== Supplied data

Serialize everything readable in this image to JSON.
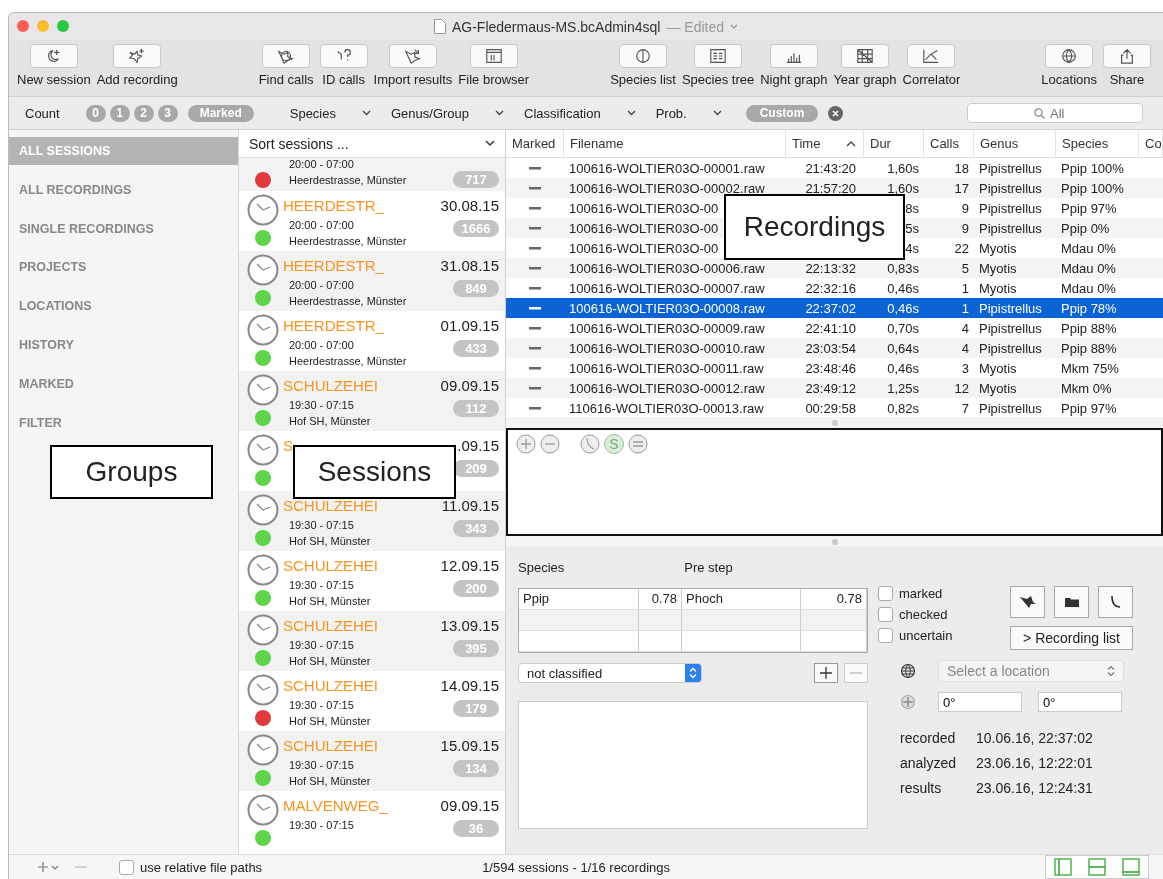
{
  "window": {
    "title": "AG-Fledermaus-MS.bcAdmin4sql",
    "status": "— Edited"
  },
  "toolbar": {
    "groups": [
      [
        {
          "label": "New session"
        },
        {
          "label": "Add recording"
        }
      ],
      [
        {
          "label": "Find calls"
        },
        {
          "label": "ID calls"
        },
        {
          "label": "Import results"
        },
        {
          "label": "File browser"
        }
      ],
      [
        {
          "label": "Species list"
        },
        {
          "label": "Species tree"
        },
        {
          "label": "Night graph"
        },
        {
          "label": "Year graph"
        },
        {
          "label": "Correlator"
        }
      ],
      [
        {
          "label": "Locations"
        },
        {
          "label": "Share"
        }
      ]
    ]
  },
  "filter_bar": {
    "count_label": "Count",
    "count_chips": [
      "0",
      "1",
      "2",
      "3"
    ],
    "marked_chip": "Marked",
    "dropdowns": [
      "Species",
      "Genus/Group",
      "Classification",
      "Prob."
    ],
    "custom": "Custom",
    "search": {
      "placeholder": "All"
    }
  },
  "sidebar": {
    "items": [
      {
        "label": "ALL SESSIONS",
        "selected": true
      },
      {
        "label": "ALL RECORDINGS",
        "selected": false
      },
      {
        "label": "SINGLE RECORDINGS",
        "selected": false
      },
      {
        "label": "PROJECTS",
        "selected": false
      },
      {
        "label": "LOCATIONS",
        "selected": false
      },
      {
        "label": "HISTORY",
        "selected": false
      },
      {
        "label": "MARKED",
        "selected": false
      },
      {
        "label": "FILTER",
        "selected": false
      }
    ]
  },
  "sessions": {
    "sort_label": "Sort sessions ...",
    "items": [
      {
        "time": "20:00 - 07:00",
        "location": "Heerdestrasse, Münster",
        "count": "717",
        "color": "#e0393e"
      },
      {
        "name": "HEERDESTR_",
        "date": "30.08.15",
        "time": "20:00 - 07:00",
        "location": "Heerdestrasse, Münster",
        "count": "1666",
        "color": "#5fd34a"
      },
      {
        "name": "HEERDESTR_",
        "date": "31.08.15",
        "time": "20:00 - 07:00",
        "location": "Heerdestrasse, Münster",
        "count": "849",
        "color": "#5fd34a"
      },
      {
        "name": "HEERDESTR_",
        "date": "01.09.15",
        "time": "20:00 - 07:00",
        "location": "Heerdestrasse, Münster",
        "count": "433",
        "color": "#5fd34a"
      },
      {
        "name": "SCHULZEHEI",
        "date": "09.09.15",
        "time": "19:30 - 07:15",
        "location": "Hof SH, Münster",
        "count": "112",
        "color": "#5fd34a"
      },
      {
        "name": "S",
        "date": ".09.15",
        "count": "209",
        "color": "#5fd34a"
      },
      {
        "name": "SCHULZEHEI",
        "date": "11.09.15",
        "time": "19:30 - 07:15",
        "location": "Hof SH, Münster",
        "count": "343",
        "color": "#5fd34a"
      },
      {
        "name": "SCHULZEHEI",
        "date": "12.09.15",
        "time": "19:30 - 07:15",
        "location": "Hof SH, Münster",
        "count": "200",
        "color": "#5fd34a"
      },
      {
        "name": "SCHULZEHEI",
        "date": "13.09.15",
        "time": "19:30 - 07:15",
        "location": "Hof SH, Münster",
        "count": "395",
        "color": "#5fd34a"
      },
      {
        "name": "SCHULZEHEI",
        "date": "14.09.15",
        "time": "19:30 - 07:15",
        "location": "Hof SH, Münster",
        "count": "179",
        "color": "#e0393e"
      },
      {
        "name": "SCHULZEHEI",
        "date": "15.09.15",
        "time": "19:30 - 07:15",
        "location": "Hof SH, Münster",
        "count": "134",
        "color": "#5fd34a"
      },
      {
        "name": "MALVENWEG_",
        "date": "09.09.15",
        "time": "19:30 - 07:15",
        "count": "36",
        "color": "#5fd34a"
      }
    ]
  },
  "recordings": {
    "columns": [
      {
        "label": "Marked"
      },
      {
        "label": "Filename"
      },
      {
        "label": "Time",
        "sort_ascending": true
      },
      {
        "label": "Dur"
      },
      {
        "label": "Calls"
      },
      {
        "label": "Genus"
      },
      {
        "label": "Species"
      },
      {
        "label": "Co"
      }
    ],
    "rows": [
      {
        "marked": false,
        "selected": false,
        "filename": "100616-WOLTIER03O-00001.raw",
        "time": "21:43:20",
        "dur": "1,60s",
        "calls": "18",
        "genus": "Pipistrellus",
        "species": "Ppip 100%"
      },
      {
        "marked": false,
        "selected": false,
        "filename": "100616-WOLTIER03O-00002.raw",
        "time": "21:57:20",
        "dur": "1,60s",
        "calls": "17",
        "genus": "Pipistrellus",
        "species": "Ppip 100%"
      },
      {
        "marked": false,
        "selected": false,
        "filename": "100616-WOLTIER03O-00",
        "dur": "8s",
        "calls": "9",
        "genus": "Pipistrellus",
        "species": "Ppip 97%"
      },
      {
        "marked": false,
        "selected": false,
        "filename": "100616-WOLTIER03O-00",
        "dur": "5s",
        "calls": "9",
        "genus": "Pipistrellus",
        "species": "Ppip 0%"
      },
      {
        "marked": false,
        "selected": false,
        "filename": "100616-WOLTIER03O-00",
        "dur": "4s",
        "calls": "22",
        "genus": "Myotis",
        "species": "Mdau 0%"
      },
      {
        "marked": false,
        "selected": false,
        "filename": "100616-WOLTIER03O-00006.raw",
        "time": "22:13:32",
        "dur": "0,83s",
        "calls": "5",
        "genus": "Myotis",
        "species": "Mdau 0%"
      },
      {
        "marked": false,
        "selected": false,
        "filename": "100616-WOLTIER03O-00007.raw",
        "time": "22:32:16",
        "dur": "0,46s",
        "calls": "1",
        "genus": "Myotis",
        "species": "Mdau 0%"
      },
      {
        "marked": false,
        "selected": true,
        "filename": "100616-WOLTIER03O-00008.raw",
        "time": "22:37:02",
        "dur": "0,46s",
        "calls": "1",
        "genus": "Pipistrellus",
        "species": "Ppip 78%"
      },
      {
        "marked": false,
        "selected": false,
        "filename": "100616-WOLTIER03O-00009.raw",
        "time": "22:41:10",
        "dur": "0,70s",
        "calls": "4",
        "genus": "Pipistrellus",
        "species": "Ppip 88%"
      },
      {
        "marked": false,
        "selected": false,
        "filename": "100616-WOLTIER03O-00010.raw",
        "time": "23:03:54",
        "dur": "0,64s",
        "calls": "4",
        "genus": "Pipistrellus",
        "species": "Ppip 88%"
      },
      {
        "marked": false,
        "selected": false,
        "filename": "100616-WOLTIER03O-00011.raw",
        "time": "23:48:46",
        "dur": "0,46s",
        "calls": "3",
        "genus": "Myotis",
        "species": "Mkm 75%"
      },
      {
        "marked": false,
        "selected": false,
        "filename": "100616-WOLTIER03O-00012.raw",
        "time": "23:49:12",
        "dur": "1,25s",
        "calls": "12",
        "genus": "Myotis",
        "species": "Mkm 0%"
      },
      {
        "marked": false,
        "selected": false,
        "filename": "110616-WOLTIER03O-00013.raw",
        "time": "00:29:58",
        "dur": "0,82s",
        "calls": "7",
        "genus": "Pipistrellus",
        "species": "Ppip 97%"
      }
    ]
  },
  "waveform": {
    "s_tool": "S"
  },
  "details": {
    "species_header": "Species",
    "pre_step_header": "Pre step",
    "species_rows": [
      {
        "species": "Ppip",
        "score": "0.78",
        "pre_step": "Phoch",
        "pre_score": "0.78"
      }
    ],
    "classification": "not classified",
    "flags": [
      {
        "label": "marked",
        "checked": false
      },
      {
        "label": "checked",
        "checked": false
      },
      {
        "label": "uncertain",
        "checked": false
      }
    ],
    "recording_list_button": "> Recording list",
    "location": {
      "placeholder": "Select a location"
    },
    "latitude": "0°",
    "longitude": "0°",
    "info": [
      {
        "label": "recorded",
        "value": "10.06.16, 22:37:02"
      },
      {
        "label": "analyzed",
        "value": "23.06.16, 12:22:01"
      },
      {
        "label": "results",
        "value": "23.06.16, 12:24:31"
      }
    ]
  },
  "status_bar": {
    "relative_paths": {
      "label": "use relative file paths",
      "checked": false
    },
    "summary": "1/594 sessions - 1/16 recordings"
  },
  "callouts": [
    "Groups",
    "Sessions",
    "Recordings"
  ]
}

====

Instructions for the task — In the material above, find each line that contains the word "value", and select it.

Answer space —
        "value": "10.06.16, 22:37:02"
        "value": "23.06.16, 12:22:01"
        "value": "23.06.16, 12:24:31"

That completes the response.